◆ Page and application data records ◆
'''

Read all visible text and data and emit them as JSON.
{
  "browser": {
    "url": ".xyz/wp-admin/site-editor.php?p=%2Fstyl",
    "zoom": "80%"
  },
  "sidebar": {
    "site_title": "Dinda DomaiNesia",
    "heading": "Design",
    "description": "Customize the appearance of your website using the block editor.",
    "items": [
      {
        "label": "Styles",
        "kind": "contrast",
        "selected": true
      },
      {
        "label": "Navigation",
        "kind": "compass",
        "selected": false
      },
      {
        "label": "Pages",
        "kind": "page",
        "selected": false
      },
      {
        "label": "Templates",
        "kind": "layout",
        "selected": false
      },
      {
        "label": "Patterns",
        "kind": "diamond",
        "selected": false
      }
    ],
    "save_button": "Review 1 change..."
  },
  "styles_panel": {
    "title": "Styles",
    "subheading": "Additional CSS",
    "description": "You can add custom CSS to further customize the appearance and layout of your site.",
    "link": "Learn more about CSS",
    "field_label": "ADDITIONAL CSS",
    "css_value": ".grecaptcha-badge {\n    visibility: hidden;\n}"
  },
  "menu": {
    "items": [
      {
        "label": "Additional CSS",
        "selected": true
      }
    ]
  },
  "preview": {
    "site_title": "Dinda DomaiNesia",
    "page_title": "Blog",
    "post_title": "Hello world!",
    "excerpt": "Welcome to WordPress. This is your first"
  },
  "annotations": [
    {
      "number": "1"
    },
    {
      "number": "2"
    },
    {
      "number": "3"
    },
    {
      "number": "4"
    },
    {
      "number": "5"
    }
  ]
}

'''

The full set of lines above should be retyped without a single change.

Read all visible text and data and emit them as JSON.
{
  "browser": {
    "url": ".xyz/wp-admin/site-editor.php?p=%2Fstyl",
    "zoom": "80%"
  },
  "sidebar": {
    "site_title": "Dinda DomaiNesia",
    "heading": "Design",
    "description": "Customize the appearance of your website using the block editor.",
    "items": [
      {
        "label": "Styles",
        "kind": "contrast",
        "selected": true
      },
      {
        "label": "Navigation",
        "kind": "compass",
        "selected": false
      },
      {
        "label": "Pages",
        "kind": "page",
        "selected": false
      },
      {
        "label": "Templates",
        "kind": "layout",
        "selected": false
      },
      {
        "label": "Patterns",
        "kind": "diamond",
        "selected": false
      }
    ],
    "save_button": "Review 1 change..."
  },
  "styles_panel": {
    "title": "Styles",
    "subheading": "Additional CSS",
    "description": "You can add custom CSS to further customize the appearance and layout of your site.",
    "link": "Learn more about CSS",
    "field_label": "ADDITIONAL CSS",
    "css_value": ".grecaptcha-badge {\n    visibility: hidden;\n}"
  },
  "menu": {
    "items": [
      {
        "label": "Additional CSS",
        "selected": true
      }
    ]
  },
  "preview": {
    "site_title": "Dinda DomaiNesia",
    "page_title": "Blog",
    "post_title": "Hello world!",
    "excerpt": "Welcome to WordPress. This is your first"
  },
  "annotations": [
    {
      "number": "1"
    },
    {
      "number": "2"
    },
    {
      "number": "3"
    },
    {
      "number": "4"
    },
    {
      "number": "5"
    }
  ]
}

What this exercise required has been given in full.